**The task**:
What lines in the data below mention the string "updated"? Copy them out.

[Data records for software interfaces]

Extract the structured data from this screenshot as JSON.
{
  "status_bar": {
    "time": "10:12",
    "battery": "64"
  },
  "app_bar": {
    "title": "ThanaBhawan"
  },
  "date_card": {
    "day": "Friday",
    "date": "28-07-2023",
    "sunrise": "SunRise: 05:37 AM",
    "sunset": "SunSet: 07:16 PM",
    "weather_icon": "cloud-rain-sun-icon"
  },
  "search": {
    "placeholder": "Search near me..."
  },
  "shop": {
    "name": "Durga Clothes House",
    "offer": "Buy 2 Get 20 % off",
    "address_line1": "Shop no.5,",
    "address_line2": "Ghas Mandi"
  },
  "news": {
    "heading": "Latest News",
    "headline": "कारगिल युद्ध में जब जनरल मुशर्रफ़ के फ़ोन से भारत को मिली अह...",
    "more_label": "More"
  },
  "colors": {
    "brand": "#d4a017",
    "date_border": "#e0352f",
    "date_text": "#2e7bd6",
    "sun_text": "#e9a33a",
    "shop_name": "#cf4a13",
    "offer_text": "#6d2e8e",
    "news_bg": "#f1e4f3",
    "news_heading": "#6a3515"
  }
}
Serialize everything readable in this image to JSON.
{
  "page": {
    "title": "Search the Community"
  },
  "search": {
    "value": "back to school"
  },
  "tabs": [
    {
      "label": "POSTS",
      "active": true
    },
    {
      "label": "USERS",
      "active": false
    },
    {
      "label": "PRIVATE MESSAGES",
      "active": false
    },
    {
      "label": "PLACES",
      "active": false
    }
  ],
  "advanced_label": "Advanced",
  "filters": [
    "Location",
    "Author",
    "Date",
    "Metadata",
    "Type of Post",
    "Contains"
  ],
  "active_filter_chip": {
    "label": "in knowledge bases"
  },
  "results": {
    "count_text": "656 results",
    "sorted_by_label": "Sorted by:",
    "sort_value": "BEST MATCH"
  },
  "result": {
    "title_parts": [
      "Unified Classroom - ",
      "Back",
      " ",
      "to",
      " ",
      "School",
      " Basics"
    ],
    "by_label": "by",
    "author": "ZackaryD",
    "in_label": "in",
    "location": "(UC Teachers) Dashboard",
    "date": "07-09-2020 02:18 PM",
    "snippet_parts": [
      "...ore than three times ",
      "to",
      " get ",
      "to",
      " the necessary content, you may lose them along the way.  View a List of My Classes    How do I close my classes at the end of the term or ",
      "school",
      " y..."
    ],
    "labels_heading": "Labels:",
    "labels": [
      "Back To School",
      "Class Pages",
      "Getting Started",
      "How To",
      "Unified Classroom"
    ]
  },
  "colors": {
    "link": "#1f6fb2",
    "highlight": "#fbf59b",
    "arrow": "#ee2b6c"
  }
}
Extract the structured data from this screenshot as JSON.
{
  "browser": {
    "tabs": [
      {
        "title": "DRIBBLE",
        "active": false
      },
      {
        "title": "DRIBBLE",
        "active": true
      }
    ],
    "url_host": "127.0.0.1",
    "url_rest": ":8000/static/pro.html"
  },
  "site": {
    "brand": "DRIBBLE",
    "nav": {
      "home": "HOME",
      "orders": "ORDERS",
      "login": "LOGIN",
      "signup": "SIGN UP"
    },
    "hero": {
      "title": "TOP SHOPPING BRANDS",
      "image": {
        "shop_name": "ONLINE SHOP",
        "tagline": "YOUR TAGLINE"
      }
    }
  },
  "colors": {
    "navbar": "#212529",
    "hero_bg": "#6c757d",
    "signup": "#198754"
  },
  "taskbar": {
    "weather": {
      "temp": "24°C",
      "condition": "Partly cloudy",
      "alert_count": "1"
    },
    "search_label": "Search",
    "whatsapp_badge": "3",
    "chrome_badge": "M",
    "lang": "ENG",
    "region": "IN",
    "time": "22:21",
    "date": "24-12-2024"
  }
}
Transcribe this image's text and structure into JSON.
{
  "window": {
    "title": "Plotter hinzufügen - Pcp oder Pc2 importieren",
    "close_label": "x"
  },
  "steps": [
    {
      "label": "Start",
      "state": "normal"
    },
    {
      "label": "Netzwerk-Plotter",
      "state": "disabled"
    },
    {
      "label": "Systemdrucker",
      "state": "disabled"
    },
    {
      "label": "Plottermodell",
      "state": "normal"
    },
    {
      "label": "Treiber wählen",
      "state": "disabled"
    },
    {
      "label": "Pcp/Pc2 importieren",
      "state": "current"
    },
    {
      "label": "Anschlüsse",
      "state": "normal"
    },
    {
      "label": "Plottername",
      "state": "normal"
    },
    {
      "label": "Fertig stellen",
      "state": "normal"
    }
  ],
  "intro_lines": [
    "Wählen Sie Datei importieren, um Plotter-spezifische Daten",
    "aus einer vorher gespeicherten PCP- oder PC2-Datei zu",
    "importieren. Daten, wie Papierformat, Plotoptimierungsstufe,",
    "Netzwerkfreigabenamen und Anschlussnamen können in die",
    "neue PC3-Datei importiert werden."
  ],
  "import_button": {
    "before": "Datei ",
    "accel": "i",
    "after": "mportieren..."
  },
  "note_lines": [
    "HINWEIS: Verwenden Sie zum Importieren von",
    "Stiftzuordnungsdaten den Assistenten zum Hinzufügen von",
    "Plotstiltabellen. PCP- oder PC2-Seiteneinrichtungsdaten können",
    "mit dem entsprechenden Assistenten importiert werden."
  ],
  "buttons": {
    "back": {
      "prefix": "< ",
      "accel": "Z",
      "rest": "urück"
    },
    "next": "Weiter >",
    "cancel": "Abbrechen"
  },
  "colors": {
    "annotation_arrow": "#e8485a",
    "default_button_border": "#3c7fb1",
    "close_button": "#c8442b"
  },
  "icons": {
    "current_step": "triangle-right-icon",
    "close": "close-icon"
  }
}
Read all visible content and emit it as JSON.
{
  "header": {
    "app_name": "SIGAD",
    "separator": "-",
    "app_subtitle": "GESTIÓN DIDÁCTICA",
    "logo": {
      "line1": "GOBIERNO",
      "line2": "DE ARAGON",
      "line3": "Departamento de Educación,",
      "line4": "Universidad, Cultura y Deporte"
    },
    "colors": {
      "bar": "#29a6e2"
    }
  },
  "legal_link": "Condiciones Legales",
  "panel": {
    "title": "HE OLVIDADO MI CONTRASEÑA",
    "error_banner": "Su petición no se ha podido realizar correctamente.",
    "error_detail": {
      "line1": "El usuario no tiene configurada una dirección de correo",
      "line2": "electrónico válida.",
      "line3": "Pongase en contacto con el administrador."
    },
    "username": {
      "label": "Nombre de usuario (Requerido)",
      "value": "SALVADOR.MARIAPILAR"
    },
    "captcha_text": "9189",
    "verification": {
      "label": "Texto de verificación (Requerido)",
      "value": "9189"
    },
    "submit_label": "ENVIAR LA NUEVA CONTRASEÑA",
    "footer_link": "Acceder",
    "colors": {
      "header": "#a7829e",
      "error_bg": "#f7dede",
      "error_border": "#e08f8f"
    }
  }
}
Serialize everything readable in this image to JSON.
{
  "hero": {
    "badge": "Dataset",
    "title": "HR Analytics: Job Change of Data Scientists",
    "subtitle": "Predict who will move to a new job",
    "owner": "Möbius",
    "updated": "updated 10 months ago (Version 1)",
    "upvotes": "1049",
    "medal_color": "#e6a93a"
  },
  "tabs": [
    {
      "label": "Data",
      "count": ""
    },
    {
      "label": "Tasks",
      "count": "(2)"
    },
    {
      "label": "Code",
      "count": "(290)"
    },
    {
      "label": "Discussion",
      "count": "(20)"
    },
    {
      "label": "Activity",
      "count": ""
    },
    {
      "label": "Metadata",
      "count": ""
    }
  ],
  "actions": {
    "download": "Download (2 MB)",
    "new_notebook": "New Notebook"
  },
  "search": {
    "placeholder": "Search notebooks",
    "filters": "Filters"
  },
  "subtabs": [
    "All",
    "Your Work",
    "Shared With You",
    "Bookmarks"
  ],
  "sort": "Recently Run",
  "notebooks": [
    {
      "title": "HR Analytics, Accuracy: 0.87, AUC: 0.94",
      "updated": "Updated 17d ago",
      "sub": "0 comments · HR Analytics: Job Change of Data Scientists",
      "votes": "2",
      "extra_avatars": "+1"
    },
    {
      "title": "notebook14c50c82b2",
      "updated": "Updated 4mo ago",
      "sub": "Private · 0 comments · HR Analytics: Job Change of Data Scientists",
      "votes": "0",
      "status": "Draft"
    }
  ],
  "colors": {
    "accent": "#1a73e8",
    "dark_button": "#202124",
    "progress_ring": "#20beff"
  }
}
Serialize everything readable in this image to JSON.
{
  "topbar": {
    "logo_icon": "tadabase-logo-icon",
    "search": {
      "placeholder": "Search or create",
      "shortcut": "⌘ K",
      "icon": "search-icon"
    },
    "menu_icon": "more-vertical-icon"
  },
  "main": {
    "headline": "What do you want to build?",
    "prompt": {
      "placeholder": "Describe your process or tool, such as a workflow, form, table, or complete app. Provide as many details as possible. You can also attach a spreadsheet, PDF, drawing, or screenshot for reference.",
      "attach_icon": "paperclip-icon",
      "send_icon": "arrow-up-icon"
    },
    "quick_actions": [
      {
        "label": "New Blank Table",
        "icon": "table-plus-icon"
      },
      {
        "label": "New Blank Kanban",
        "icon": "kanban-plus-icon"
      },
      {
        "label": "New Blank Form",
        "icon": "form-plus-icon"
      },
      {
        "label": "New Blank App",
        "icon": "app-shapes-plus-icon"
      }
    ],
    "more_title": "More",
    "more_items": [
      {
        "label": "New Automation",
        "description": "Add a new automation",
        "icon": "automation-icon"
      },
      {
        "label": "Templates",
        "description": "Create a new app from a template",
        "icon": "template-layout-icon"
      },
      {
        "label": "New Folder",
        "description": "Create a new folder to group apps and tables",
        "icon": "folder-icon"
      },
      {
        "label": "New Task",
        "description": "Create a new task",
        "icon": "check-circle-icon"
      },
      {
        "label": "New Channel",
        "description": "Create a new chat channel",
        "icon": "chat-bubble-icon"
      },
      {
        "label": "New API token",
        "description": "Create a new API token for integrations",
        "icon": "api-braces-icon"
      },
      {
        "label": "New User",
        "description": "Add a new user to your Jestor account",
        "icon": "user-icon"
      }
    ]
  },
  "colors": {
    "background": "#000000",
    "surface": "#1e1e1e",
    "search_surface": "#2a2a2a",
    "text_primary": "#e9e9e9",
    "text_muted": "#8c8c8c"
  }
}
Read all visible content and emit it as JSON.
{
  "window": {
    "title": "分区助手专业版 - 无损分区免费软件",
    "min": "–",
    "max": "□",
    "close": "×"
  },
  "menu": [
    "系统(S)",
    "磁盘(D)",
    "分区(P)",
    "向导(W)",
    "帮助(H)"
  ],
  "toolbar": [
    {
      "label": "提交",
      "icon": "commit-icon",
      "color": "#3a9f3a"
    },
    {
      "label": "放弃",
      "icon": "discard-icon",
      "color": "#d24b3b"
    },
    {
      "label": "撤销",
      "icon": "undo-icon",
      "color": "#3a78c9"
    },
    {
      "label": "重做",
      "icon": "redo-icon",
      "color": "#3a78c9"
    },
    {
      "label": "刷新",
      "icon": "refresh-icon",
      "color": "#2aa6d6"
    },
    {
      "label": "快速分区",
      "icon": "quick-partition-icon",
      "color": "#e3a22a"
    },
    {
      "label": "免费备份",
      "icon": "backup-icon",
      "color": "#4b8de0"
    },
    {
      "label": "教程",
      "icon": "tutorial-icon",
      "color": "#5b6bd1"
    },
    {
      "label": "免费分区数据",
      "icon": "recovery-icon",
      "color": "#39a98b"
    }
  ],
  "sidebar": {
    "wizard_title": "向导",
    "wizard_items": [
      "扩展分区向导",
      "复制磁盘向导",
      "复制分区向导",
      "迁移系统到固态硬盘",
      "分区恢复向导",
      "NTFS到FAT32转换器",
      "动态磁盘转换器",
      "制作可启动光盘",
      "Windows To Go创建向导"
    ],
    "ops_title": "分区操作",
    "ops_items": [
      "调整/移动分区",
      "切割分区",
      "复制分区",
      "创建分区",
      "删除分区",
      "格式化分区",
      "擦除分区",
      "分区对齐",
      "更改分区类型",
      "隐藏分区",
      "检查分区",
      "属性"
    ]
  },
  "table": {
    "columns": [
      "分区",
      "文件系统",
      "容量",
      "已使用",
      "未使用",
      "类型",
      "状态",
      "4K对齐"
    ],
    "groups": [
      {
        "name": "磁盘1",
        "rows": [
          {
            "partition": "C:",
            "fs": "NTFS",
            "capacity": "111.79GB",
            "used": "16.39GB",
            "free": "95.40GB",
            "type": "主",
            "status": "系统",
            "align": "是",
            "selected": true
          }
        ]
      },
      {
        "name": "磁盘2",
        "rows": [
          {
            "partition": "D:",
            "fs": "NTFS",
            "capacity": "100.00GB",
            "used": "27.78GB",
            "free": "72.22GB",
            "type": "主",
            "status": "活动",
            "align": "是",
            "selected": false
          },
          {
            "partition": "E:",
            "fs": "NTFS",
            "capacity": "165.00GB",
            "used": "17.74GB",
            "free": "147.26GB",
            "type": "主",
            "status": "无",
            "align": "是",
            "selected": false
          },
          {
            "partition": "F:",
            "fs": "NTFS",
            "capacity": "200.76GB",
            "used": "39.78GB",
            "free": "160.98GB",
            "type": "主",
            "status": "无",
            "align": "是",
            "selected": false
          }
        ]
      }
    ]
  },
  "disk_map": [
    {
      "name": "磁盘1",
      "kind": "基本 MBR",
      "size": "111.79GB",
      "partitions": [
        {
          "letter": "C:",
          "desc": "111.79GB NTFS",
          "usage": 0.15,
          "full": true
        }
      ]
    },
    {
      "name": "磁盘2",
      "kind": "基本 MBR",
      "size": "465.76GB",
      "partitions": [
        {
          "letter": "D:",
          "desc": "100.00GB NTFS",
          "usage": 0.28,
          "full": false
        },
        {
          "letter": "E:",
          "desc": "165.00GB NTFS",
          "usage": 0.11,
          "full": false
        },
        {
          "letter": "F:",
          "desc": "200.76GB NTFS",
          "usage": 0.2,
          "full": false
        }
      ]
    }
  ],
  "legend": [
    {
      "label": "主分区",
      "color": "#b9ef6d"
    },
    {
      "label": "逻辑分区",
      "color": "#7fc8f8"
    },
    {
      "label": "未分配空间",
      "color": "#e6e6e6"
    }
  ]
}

**Written solution**:
    "updated": "updated 10 months ago (Version 1)",
      "updated": "Updated 17d ago",
      "updated": "Updated 4mo ago",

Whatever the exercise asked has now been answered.